BEGIN INPUT RECORDS

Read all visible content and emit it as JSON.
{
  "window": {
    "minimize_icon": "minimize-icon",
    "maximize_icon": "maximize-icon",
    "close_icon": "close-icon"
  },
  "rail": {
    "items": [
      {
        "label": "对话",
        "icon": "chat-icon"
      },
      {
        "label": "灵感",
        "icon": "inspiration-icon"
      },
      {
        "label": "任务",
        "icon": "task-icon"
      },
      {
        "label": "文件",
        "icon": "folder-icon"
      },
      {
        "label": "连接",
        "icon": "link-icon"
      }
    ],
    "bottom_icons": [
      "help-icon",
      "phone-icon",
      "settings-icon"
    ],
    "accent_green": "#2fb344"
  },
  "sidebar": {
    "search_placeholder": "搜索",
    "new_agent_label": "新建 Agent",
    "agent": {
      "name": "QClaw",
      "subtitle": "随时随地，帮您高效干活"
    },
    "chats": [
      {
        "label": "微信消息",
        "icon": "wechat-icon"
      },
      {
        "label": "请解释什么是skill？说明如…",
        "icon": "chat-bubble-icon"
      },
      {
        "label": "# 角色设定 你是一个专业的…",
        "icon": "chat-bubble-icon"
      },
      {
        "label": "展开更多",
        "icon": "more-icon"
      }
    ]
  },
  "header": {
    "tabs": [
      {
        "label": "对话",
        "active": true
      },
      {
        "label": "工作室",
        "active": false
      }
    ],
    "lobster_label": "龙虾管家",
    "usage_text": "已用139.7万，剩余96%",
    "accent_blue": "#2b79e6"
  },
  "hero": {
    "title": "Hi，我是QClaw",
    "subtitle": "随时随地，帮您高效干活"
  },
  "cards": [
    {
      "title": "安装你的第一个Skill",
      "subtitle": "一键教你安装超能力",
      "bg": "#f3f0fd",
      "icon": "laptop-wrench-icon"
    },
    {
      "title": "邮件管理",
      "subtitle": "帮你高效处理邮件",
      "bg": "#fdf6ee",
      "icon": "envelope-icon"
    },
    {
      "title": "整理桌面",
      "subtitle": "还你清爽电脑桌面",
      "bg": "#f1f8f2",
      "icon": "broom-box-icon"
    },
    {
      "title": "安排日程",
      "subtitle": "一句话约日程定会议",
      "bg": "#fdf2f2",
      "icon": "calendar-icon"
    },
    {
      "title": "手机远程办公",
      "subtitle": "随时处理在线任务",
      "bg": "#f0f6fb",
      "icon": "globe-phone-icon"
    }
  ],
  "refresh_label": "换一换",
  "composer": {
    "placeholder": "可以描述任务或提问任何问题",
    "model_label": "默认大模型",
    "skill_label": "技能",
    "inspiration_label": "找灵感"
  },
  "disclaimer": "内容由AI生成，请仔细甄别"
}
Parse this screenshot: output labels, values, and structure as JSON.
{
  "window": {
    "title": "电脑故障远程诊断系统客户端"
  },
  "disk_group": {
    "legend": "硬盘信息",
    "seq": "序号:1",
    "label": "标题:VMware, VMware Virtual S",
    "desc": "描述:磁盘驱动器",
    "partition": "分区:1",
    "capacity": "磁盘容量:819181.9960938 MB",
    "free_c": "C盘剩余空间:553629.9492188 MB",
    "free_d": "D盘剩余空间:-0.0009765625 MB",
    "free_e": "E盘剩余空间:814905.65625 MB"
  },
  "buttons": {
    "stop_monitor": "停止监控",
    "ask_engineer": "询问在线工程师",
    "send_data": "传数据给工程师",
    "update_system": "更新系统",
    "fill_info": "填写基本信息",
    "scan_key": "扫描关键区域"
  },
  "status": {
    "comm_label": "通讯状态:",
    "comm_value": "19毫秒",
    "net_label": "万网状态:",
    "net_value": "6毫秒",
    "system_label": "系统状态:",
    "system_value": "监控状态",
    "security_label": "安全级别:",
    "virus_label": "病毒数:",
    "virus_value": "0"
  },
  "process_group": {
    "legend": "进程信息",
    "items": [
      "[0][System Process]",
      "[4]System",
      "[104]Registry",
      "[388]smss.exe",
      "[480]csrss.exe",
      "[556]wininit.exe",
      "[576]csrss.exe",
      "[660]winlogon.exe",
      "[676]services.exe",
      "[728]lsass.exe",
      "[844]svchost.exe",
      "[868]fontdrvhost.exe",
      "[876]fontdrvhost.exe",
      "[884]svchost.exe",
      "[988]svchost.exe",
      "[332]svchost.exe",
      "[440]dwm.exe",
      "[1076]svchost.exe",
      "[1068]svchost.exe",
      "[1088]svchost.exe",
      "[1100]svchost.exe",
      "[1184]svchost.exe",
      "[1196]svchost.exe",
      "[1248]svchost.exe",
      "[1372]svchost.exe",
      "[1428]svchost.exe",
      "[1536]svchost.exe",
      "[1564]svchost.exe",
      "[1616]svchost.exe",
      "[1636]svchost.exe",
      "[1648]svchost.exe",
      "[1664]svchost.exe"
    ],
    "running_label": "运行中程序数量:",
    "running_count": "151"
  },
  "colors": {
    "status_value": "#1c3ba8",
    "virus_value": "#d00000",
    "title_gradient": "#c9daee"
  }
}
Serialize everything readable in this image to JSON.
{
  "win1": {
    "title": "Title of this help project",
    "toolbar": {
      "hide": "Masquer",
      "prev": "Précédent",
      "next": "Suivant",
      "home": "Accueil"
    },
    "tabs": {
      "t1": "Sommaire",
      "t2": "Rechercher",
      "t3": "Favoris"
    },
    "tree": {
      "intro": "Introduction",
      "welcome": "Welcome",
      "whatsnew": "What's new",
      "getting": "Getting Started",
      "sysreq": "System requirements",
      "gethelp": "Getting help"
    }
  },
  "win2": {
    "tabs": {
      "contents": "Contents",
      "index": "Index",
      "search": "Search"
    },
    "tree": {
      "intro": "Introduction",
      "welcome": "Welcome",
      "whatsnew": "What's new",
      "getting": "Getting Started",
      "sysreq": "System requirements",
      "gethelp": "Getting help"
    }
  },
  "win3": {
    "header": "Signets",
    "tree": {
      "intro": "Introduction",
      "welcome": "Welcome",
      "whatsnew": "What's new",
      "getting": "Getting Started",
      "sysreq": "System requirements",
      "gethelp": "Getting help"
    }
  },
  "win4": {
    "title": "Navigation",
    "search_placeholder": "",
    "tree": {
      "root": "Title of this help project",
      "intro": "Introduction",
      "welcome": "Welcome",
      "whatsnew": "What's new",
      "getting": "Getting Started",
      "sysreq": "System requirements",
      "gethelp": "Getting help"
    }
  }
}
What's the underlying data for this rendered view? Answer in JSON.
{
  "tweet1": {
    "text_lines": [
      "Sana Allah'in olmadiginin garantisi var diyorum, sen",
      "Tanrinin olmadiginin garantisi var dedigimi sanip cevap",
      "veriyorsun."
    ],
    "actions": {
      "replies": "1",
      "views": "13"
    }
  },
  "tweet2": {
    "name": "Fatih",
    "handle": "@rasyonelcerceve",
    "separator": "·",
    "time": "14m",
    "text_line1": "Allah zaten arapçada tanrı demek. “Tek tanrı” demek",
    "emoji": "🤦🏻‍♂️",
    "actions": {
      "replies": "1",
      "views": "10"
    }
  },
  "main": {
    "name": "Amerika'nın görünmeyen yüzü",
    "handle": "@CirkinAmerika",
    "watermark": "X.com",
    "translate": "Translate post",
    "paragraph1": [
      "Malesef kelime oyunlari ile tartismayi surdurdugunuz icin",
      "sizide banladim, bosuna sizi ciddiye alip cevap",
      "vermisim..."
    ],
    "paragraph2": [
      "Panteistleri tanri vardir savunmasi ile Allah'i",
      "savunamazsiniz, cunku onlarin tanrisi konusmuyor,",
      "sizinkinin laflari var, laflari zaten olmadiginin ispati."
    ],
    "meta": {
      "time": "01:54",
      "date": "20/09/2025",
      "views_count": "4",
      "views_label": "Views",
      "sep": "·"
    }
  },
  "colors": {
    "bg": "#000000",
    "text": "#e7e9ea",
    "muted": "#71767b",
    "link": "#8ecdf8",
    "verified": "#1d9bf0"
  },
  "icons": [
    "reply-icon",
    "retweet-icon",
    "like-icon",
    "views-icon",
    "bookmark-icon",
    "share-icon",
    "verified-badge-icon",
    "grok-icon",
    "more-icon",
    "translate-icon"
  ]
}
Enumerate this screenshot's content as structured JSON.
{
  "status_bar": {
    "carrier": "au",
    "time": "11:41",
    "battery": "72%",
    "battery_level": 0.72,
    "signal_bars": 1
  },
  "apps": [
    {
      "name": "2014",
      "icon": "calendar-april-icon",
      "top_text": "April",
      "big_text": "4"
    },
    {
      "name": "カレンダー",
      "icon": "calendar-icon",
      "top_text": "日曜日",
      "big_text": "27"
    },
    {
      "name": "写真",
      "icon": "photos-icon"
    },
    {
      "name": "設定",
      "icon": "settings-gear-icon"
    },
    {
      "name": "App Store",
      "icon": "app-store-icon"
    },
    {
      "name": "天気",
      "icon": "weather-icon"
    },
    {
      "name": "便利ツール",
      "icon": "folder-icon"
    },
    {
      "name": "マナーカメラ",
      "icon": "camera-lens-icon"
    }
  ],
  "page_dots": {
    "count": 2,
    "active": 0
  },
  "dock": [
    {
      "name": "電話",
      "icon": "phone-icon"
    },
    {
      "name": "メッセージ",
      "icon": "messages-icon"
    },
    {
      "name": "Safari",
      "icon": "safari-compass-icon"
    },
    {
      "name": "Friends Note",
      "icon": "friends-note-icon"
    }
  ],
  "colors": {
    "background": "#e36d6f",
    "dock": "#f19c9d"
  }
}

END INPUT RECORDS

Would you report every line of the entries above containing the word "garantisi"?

      "Sana Allah'in olmadiginin garantisi var diyorum, sen",
      "Tanrinin olmadiginin garantisi var dedigimi sanip cevap",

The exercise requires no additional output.